Exercise description: Hand back the entries exactly as written, minus every picture.
++++ Data extracts
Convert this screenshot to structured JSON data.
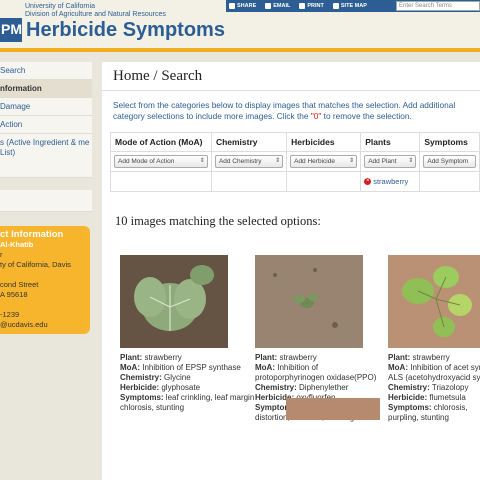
{
  "header": {
    "uc_line1": "University of California",
    "uc_line2": "Division of Agriculture and Natural Resources",
    "logo_text": "PM",
    "site_title": "Herbicide Symptoms",
    "top_links": [
      "SHARE",
      "EMAIL",
      "PRINT",
      "SITE MAP"
    ],
    "search_placeholder": "Enter Search Terms",
    "brand_color": "#2c5e93",
    "accent_color": "#f2ad1f"
  },
  "sidebar": {
    "items": [
      {
        "label": "Search"
      },
      {
        "label": "nformation"
      },
      {
        "label": " Damage"
      },
      {
        "label": "Action"
      },
      {
        "label": "s (Active Ingredient & me List)"
      }
    ],
    "contact": {
      "title": "ct Information",
      "name": "Al-Khatib",
      "line1": "r",
      "line2": "ty of California, Davis",
      "line3": "cond Street",
      "line4": "A 95618",
      "line5": "-1239",
      "line6": "@ucdavis.edu"
    }
  },
  "main": {
    "page_title": "Home / Search",
    "instructions_1": "Select from the categories below to display images that matches the selection. Add additional",
    "instructions_2a": "category selections to include more images. Click the ",
    "instructions_red": "\"0\"",
    "instructions_2b": " to remove the selection.",
    "filters": {
      "columns": [
        "Mode of Action (MoA)",
        "Chemistry",
        "Herbicides",
        "Plants",
        "Symptoms"
      ],
      "selects": [
        "Add Mode of Action",
        "Add Chemistry",
        "Add Herbicide",
        "Add Plant",
        "Add Symptom"
      ],
      "selected_plant": "strawberry"
    },
    "result_count": "10 images matching the selected options:",
    "labels": {
      "plant": "Plant:",
      "moa": "MoA:",
      "chemistry": "Chemistry:",
      "herbicide": "Herbicide:",
      "symptoms": "Symptoms:"
    },
    "results": [
      {
        "plant": "strawberry",
        "moa": "Inhibition of EPSP synthase",
        "chemistry": "Glycine",
        "herbicide": "glyphosate",
        "symptoms": "leaf crinkling, leaf margin chlorosis, stunting"
      },
      {
        "plant": "strawberry",
        "moa": "Inhibition of protoporphyrinogen oxidase(PPO)",
        "chemistry": "Diphenylether",
        "herbicide": "oxyfluorfen",
        "symptoms": "leaf crinkling, leaf distortion, necrosis, stunting"
      },
      {
        "plant": "strawberry",
        "moa": "Inhibition of acet synthase ALS (acetohydroxyacid synt AHAS)",
        "chemistry": "Triazolopy",
        "herbicide": "flumetsula",
        "symptoms": "chlorosis, purpling, stunting"
      }
    ]
  }
}
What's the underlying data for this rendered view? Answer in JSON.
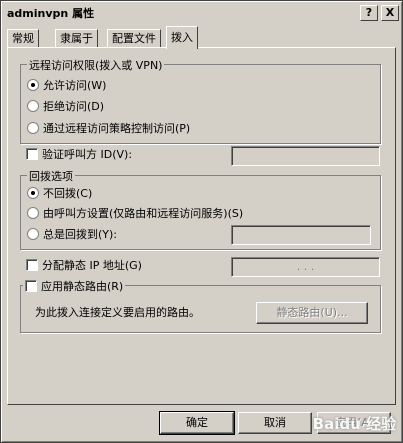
{
  "window": {
    "title": "adminvpn 属性",
    "help_glyph": "?",
    "close_glyph": "X"
  },
  "tabs": [
    "常规",
    "隶属于",
    "配置文件",
    "拨入"
  ],
  "remote_access": {
    "legend": "远程访问权限(拨入或 VPN)",
    "options": [
      "允许访问(W)",
      "拒绝访问(D)",
      "通过远程访问策略控制访问(P)"
    ],
    "selected_index": 0
  },
  "verify_caller": {
    "label": "验证呼叫方 ID(V):",
    "value": ""
  },
  "callback": {
    "legend": "回拨选项",
    "options": [
      "不回拨(C)",
      "由呼叫方设置(仅路由和远程访问服务)(S)",
      "总是回拨到(Y):"
    ],
    "selected_index": 0,
    "always_value": ""
  },
  "static_ip": {
    "label": "分配静态 IP 地址(G)",
    "dots": ".    .    ."
  },
  "static_routes": {
    "label": "应用静态路由(R)",
    "description": "为此拨入连接定义要启用的路由。",
    "button": "静态路由(U)..."
  },
  "footer": {
    "ok": "确定",
    "cancel": "取消",
    "apply": "应用(A)"
  },
  "watermark": "Baidu 经验"
}
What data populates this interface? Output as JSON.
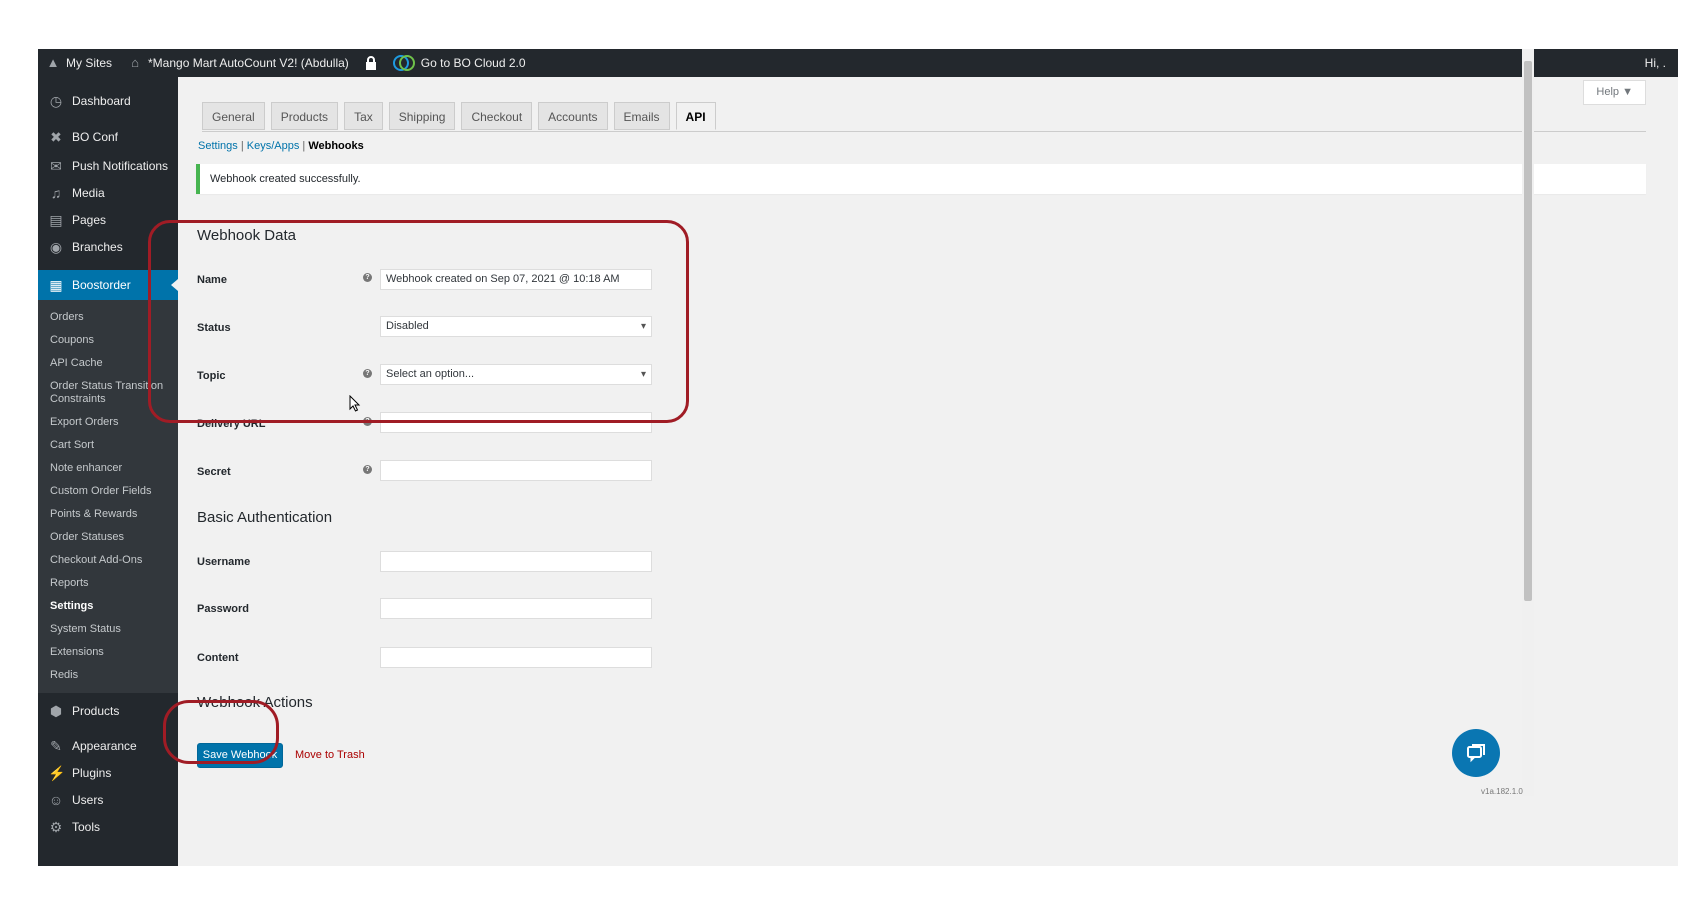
{
  "adminbar": {
    "my_sites": "My Sites",
    "site_name": "*Mango Mart AutoCount V2! (Abdulla)",
    "bo_cloud": "Go to BO Cloud 2.0",
    "greeting": "Hi, ."
  },
  "sidebar": {
    "dashboard": "Dashboard",
    "bo_conf": "BO Conf",
    "push": "Push Notifications",
    "media": "Media",
    "pages": "Pages",
    "branches": "Branches",
    "boostorder": "Boostorder",
    "sub": [
      "Orders",
      "Coupons",
      "API Cache",
      "Order Status Transition Constraints",
      "Export Orders",
      "Cart Sort",
      "Note enhancer",
      "Custom Order Fields",
      "Points & Rewards",
      "Order Statuses",
      "Checkout Add-Ons",
      "Reports",
      "Settings",
      "System Status",
      "Extensions",
      "Redis"
    ],
    "products": "Products",
    "appearance": "Appearance",
    "plugins": "Plugins",
    "users": "Users",
    "tools": "Tools"
  },
  "help": "Help ▼",
  "tabs": [
    "General",
    "Products",
    "Tax",
    "Shipping",
    "Checkout",
    "Accounts",
    "Emails",
    "API"
  ],
  "subsub": {
    "settings": "Settings",
    "keys": "Keys/Apps",
    "webhooks": "Webhooks",
    "sep": "|"
  },
  "notice": "Webhook created successfully.",
  "webhook_data": {
    "heading": "Webhook Data",
    "name_label": "Name",
    "name_value": "Webhook created on Sep 07, 2021 @ 10:18 AM",
    "status_label": "Status",
    "status_value": "Disabled",
    "topic_label": "Topic",
    "topic_value": "Select an option...",
    "url_label": "Delivery URL",
    "secret_label": "Secret"
  },
  "basic_auth": {
    "heading": "Basic Authentication",
    "username_label": "Username",
    "password_label": "Password",
    "content_label": "Content"
  },
  "actions": {
    "heading": "Webhook Actions",
    "save": "Save Webhook",
    "trash": "Move to Trash"
  },
  "version": "v1a.182.1.0",
  "colors": {
    "accent": "#0073aa",
    "annotation": "#a01c25",
    "sidebar": "#23282d",
    "notice_border": "#46b450"
  }
}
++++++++
Answer:
Convert this screenshot to structured JSON data.
{
  "header": {
    "uc_line1": "University of California",
    "uc_line2": "Division of Agriculture and Natural Resources",
    "logo_text": "PM",
    "site_title": "Herbicide Symptoms",
    "top_links": [
      "SHARE",
      "EMAIL",
      "PRINT",
      "SITE MAP"
    ],
    "search_placeholder": "Enter Search Terms",
    "brand_color": "#2c5e93",
    "accent_color": "#f2ad1f"
  },
  "sidebar": {
    "items": [
      {
        "label": "Search"
      },
      {
        "label": "nformation"
      },
      {
        "label": " Damage"
      },
      {
        "label": "Action"
      },
      {
        "label": "s (Active Ingredient & me List)"
      }
    ],
    "contact": {
      "title": "ct Information",
      "name": "Al-Khatib",
      "line1": "r",
      "line2": "ty of California, Davis",
      "line3": "cond Street",
      "line4": "A 95618",
      "line5": "-1239",
      "line6": "@ucdavis.edu"
    }
  },
  "main": {
    "page_title": "Home / Search",
    "instructions_1": "Select from the categories below to display images that matches the selection. Add additional",
    "instructions_2a": "category selections to include more images. Click the ",
    "instructions_red": "\"0\"",
    "instructions_2b": " to remove the selection.",
    "filters": {
      "columns": [
        "Mode of Action (MoA)",
        "Chemistry",
        "Herbicides",
        "Plants",
        "Symptoms"
      ],
      "selects": [
        "Add Mode of Action",
        "Add Chemistry",
        "Add Herbicide",
        "Add Plant",
        "Add Symptom"
      ],
      "selected_plant": "strawberry"
    },
    "result_count": "10 images matching the selected options:",
    "labels": {
      "plant": "Plant:",
      "moa": "MoA:",
      "chemistry": "Chemistry:",
      "herbicide": "Herbicide:",
      "symptoms": "Symptoms:"
    },
    "results": [
      {
        "plant": "strawberry",
        "moa": "Inhibition of EPSP synthase",
        "chemistry": "Glycine",
        "herbicide": "glyphosate",
        "symptoms": "leaf crinkling, leaf margin chlorosis, stunting"
      },
      {
        "plant": "strawberry",
        "moa": "Inhibition of protoporphyrinogen oxidase(PPO)",
        "chemistry": "Diphenylether",
        "herbicide": "oxyfluorfen",
        "symptoms": "leaf crinkling, leaf distortion, necrosis, stunting"
      },
      {
        "plant": "strawberry",
        "moa": "Inhibition of acet synthase ALS (acetohydroxyacid synt AHAS)",
        "chemistry": "Triazolopy",
        "herbicide": "flumetsula",
        "symptoms": "chlorosis, purpling, stunting"
      }
    ]
  }
}
What's the underlying data for this rendered view? Answer in JSON.
{
  "window": {
    "title": "adminvpn 属性",
    "help_glyph": "?",
    "close_glyph": "X"
  },
  "tabs": [
    "常规",
    "隶属于",
    "配置文件",
    "拨入"
  ],
  "remote_access": {
    "legend": "远程访问权限(拨入或 VPN)",
    "options": [
      "允许访问(W)",
      "拒绝访问(D)",
      "通过远程访问策略控制访问(P)"
    ],
    "selected_index": 0
  },
  "verify_caller": {
    "label": "验证呼叫方 ID(V):",
    "value": ""
  },
  "callback": {
    "legend": "回拨选项",
    "options": [
      "不回拨(C)",
      "由呼叫方设置(仅路由和远程访问服务)(S)",
      "总是回拨到(Y):"
    ],
    "selected_index": 0,
    "always_value": ""
  },
  "static_ip": {
    "label": "分配静态 IP 地址(G)",
    "dots": ".    .    ."
  },
  "static_routes": {
    "label": "应用静态路由(R)",
    "description": "为此拨入连接定义要启用的路由。",
    "button": "静态路由(U)..."
  },
  "footer": {
    "ok": "确定",
    "cancel": "取消",
    "apply": "应用(A)"
  },
  "watermark": "Baidu 经验"
}
What data populates this interface? Output as JSON.
{
  "adminbar": {
    "my_sites": "My Sites",
    "site_name": "*Mango Mart AutoCount V2! (Abdulla)",
    "bo_cloud": "Go to BO Cloud 2.0",
    "greeting": "Hi, ."
  },
  "sidebar": {
    "dashboard": "Dashboard",
    "bo_conf": "BO Conf",
    "push": "Push Notifications",
    "media": "Media",
    "pages": "Pages",
    "branches": "Branches",
    "boostorder": "Boostorder",
    "sub": [
      "Orders",
      "Coupons",
      "API Cache",
      "Order Status Transition Constraints",
      "Export Orders",
      "Cart Sort",
      "Note enhancer",
      "Custom Order Fields",
      "Points & Rewards",
      "Order Statuses",
      "Checkout Add-Ons",
      "Reports",
      "Settings",
      "System Status",
      "Extensions",
      "Redis"
    ],
    "products": "Products",
    "appearance": "Appearance",
    "plugins": "Plugins",
    "users": "Users",
    "tools": "Tools"
  },
  "help": "Help ▼",
  "tabs": [
    "General",
    "Products",
    "Tax",
    "Shipping",
    "Checkout",
    "Accounts",
    "Emails",
    "API"
  ],
  "subsub": {
    "settings": "Settings",
    "keys": "Keys/Apps",
    "webhooks": "Webhooks",
    "sep": "|"
  },
  "notice": "Webhook created successfully.",
  "webhook_data": {
    "heading": "Webhook Data",
    "name_label": "Name",
    "name_value": "Webhook created on Sep 07, 2021 @ 10:18 AM",
    "status_label": "Status",
    "status_value": "Disabled",
    "topic_label": "Topic",
    "topic_value": "Select an option...",
    "url_label": "Delivery URL",
    "secret_label": "Secret"
  },
  "basic_auth": {
    "heading": "Basic Authentication",
    "username_label": "Username",
    "password_label": "Password",
    "content_label": "Content"
  },
  "actions": {
    "heading": "Webhook Actions",
    "save": "Save Webhook",
    "trash": "Move to Trash"
  },
  "version": "v1a.182.1.0",
  "colors": {
    "accent": "#0073aa",
    "annotation": "#a01c25",
    "sidebar": "#23282d",
    "notice_border": "#46b450"
  }
}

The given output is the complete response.